At times we do silly things, and we are very good at explaining to ourselves and others why we had to do this and what were the big, deep reasons behind what we did. What actually pushes us to do silly things is usually vedanā. It’s the push of vedanā, which in cooperation with unwholesome states of mind arising through the underlying tendencies leads to more vedanā, and etc. It builds up.
So what we really want is yathābhūtañānadassana: seeing things as they really are. “No, I did not get angry because he or she said such-and-such. I just got angry because this body is giving me painful feelings. And it’s my perception of him or her that gives me these painful feelings.” And that’s so sobering. At first it might seem a little bit depressing, but in the long run it can be so liberating.
IJ: So even though on one level just going, “Pleasant . . . neutral . . . pleasant . . . unpleasant . . .” doesn’t seem very interesting, it can decondition us on a very deep, subconscious level.
BhA: Yes, but you do not have to keep labeling all the time. You just have to be aware of the nature of experience. You don’t have to keep applying concepts to it continuously. It would be very tiring if you just kept going, “Pleasant . . . unpleasant . . . neutral . . .” This is not what we’re talking about. What we’re talking about is being aware of this aspect of the mind that is always there – this hedonic, affective knowing of the mind. And when it does something, you recognize it. Maybe at times you recognize it only after it has happened. You have already yelled at somebody, and then later you realize, “Wow. For the last half an hour I’ve been experiencing painful feeling, haven’t I?”
This is how you come to know: “Oh, this is how I feel when I have painful feeling.” As you keep familiarizing yourself with that condition, it becomes easier to catch it – to be aware of it earlier. It’s just a question of being aware – not of continuous conceptual labeling.

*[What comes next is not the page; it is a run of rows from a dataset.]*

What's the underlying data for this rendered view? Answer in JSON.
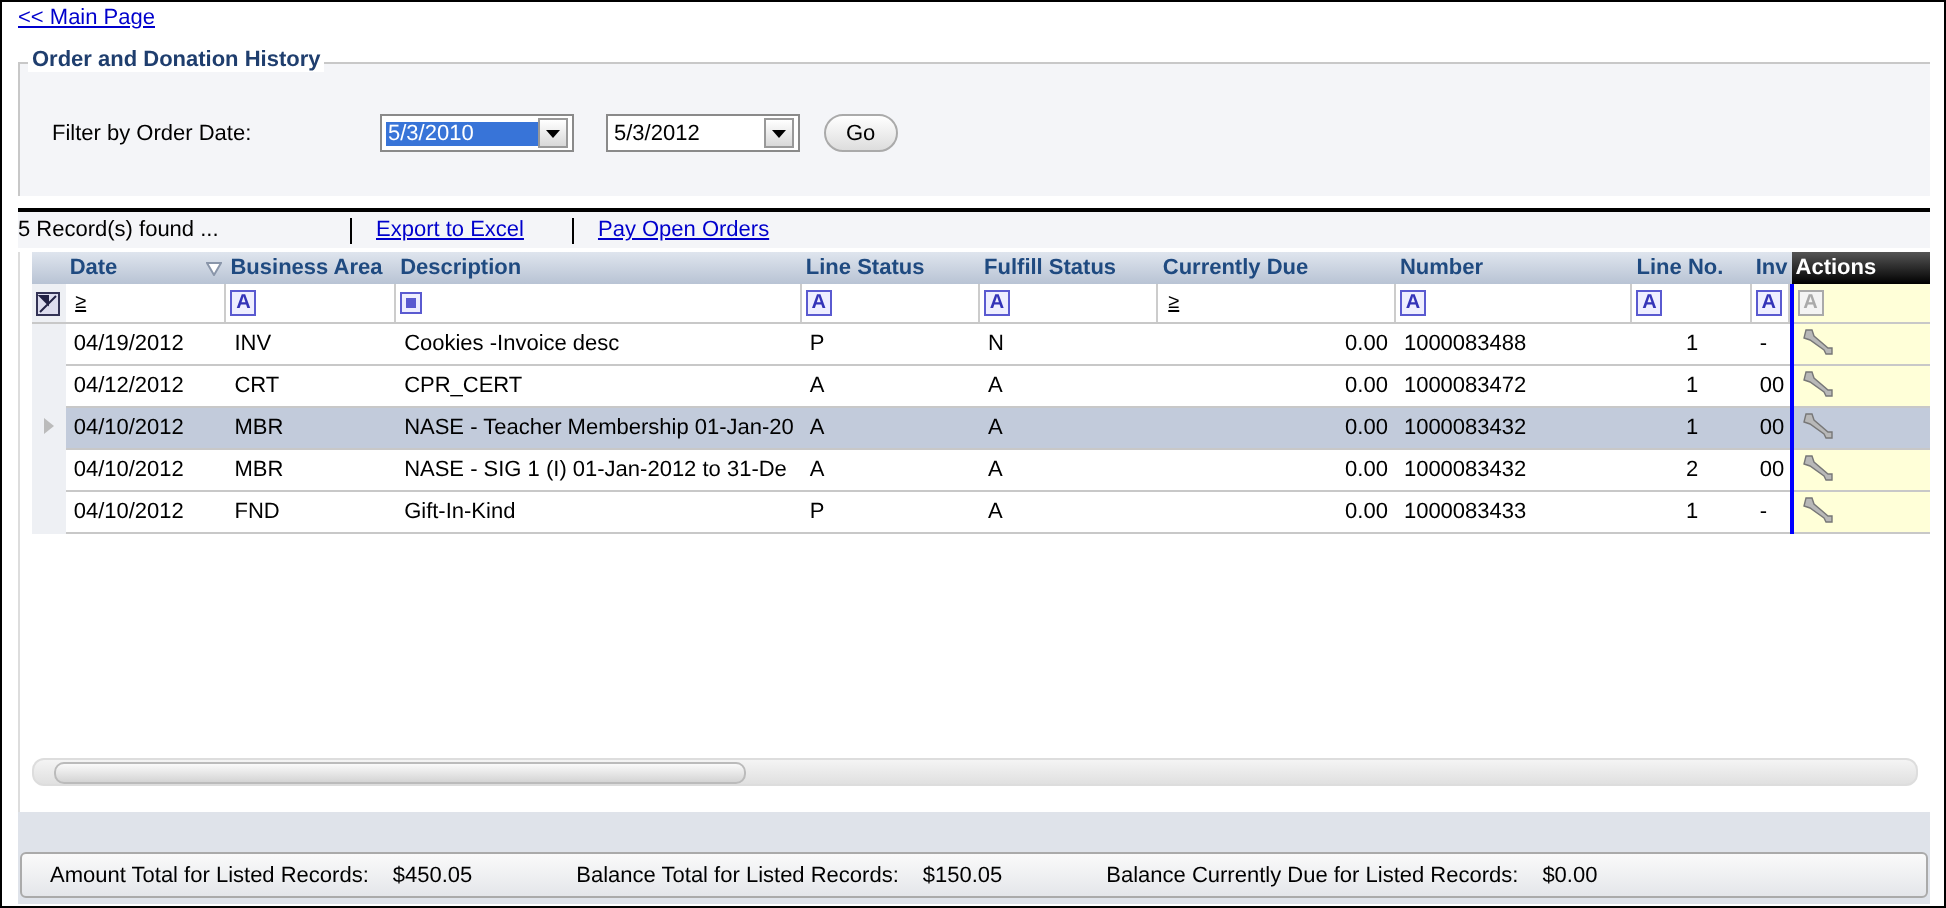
{
  "back_link": "<< Main Page",
  "section": {
    "title": "Order and Donation History"
  },
  "filter": {
    "label": "Filter by Order Date:",
    "from": {
      "value": "5/3/2010",
      "highlighted": true
    },
    "to": {
      "value": "5/3/2012",
      "highlighted": false
    },
    "button": "Go"
  },
  "toolbar": {
    "count": "5 Record(s) found ...",
    "links": [
      "Export to Excel",
      "Pay Open Orders"
    ]
  },
  "table": {
    "columns": [
      {
        "label": "Date",
        "filter": {
          "kind": "compare",
          "symbol": "≥"
        },
        "sort_indicator": true
      },
      {
        "label": "Business Area",
        "filter": {
          "kind": "letter",
          "symbol": "A"
        },
        "sort_indicator": false
      },
      {
        "label": "Description",
        "filter": {
          "kind": "square"
        },
        "sort_indicator": false
      },
      {
        "label": "Line Status",
        "filter": {
          "kind": "letter",
          "symbol": "A"
        },
        "sort_indicator": false
      },
      {
        "label": "Fulfill Status",
        "filter": {
          "kind": "letter",
          "symbol": "A"
        },
        "sort_indicator": false
      },
      {
        "label": "Currently Due",
        "filter": {
          "kind": "compare",
          "symbol": "≥"
        },
        "sort_indicator": false
      },
      {
        "label": "Number",
        "filter": {
          "kind": "letter",
          "symbol": "A"
        },
        "sort_indicator": false
      },
      {
        "label": "Line No.",
        "filter": {
          "kind": "letter",
          "symbol": "A"
        },
        "sort_indicator": false
      },
      {
        "label": "Inv",
        "filter": {
          "kind": "letter",
          "symbol": "A"
        },
        "sort_indicator": false
      }
    ],
    "actions_column": {
      "label": "Actions",
      "filter_symbol": "A",
      "filter_disabled": true
    },
    "rows": [
      {
        "selected": false,
        "cells": [
          "04/19/2012",
          "INV",
          "Cookies -Invoice desc",
          "P",
          "N",
          "0.00",
          "1000083488",
          "1",
          "-"
        ]
      },
      {
        "selected": false,
        "cells": [
          "04/12/2012",
          "CRT",
          "CPR_CERT",
          "A",
          "A",
          "0.00",
          "1000083472",
          "1",
          "00"
        ]
      },
      {
        "selected": true,
        "cells": [
          "04/10/2012",
          "MBR",
          "NASE - Teacher Membership 01-Jan-20",
          "A",
          "A",
          "0.00",
          "1000083432",
          "1",
          "00"
        ]
      },
      {
        "selected": false,
        "cells": [
          "04/10/2012",
          "MBR",
          "NASE - SIG 1 (I) 01-Jan-2012 to 31-De",
          "A",
          "A",
          "0.00",
          "1000083432",
          "2",
          "00"
        ]
      },
      {
        "selected": false,
        "cells": [
          "04/10/2012",
          "FND",
          "Gift-In-Kind",
          "P",
          "A",
          "0.00",
          "1000083433",
          "1",
          "-"
        ]
      }
    ]
  },
  "totals": [
    {
      "label": "Amount Total for Listed Records:",
      "value": "$450.05"
    },
    {
      "label": "Balance Total for Listed Records:",
      "value": "$150.05"
    },
    {
      "label": "Balance Currently Due for Listed Records:",
      "value": "$0.00"
    }
  ]
}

I sometimes like to say that concepts are like the yeast for baking the bread of meditation. If you use only yeast, what are you going to eat? But if you want to bake the bread of meditation, you have to use the proper amount of yeast so that the bread goes up. But the real thing is not the yeast. It’s the dough and the kneading and the warmth of actually sitting in the practice that makes the bread. So the concepts should not be used in such a way that they tire the mind. We just use them very judiciously, very wisely, like the yeast for the bread, just the right amount.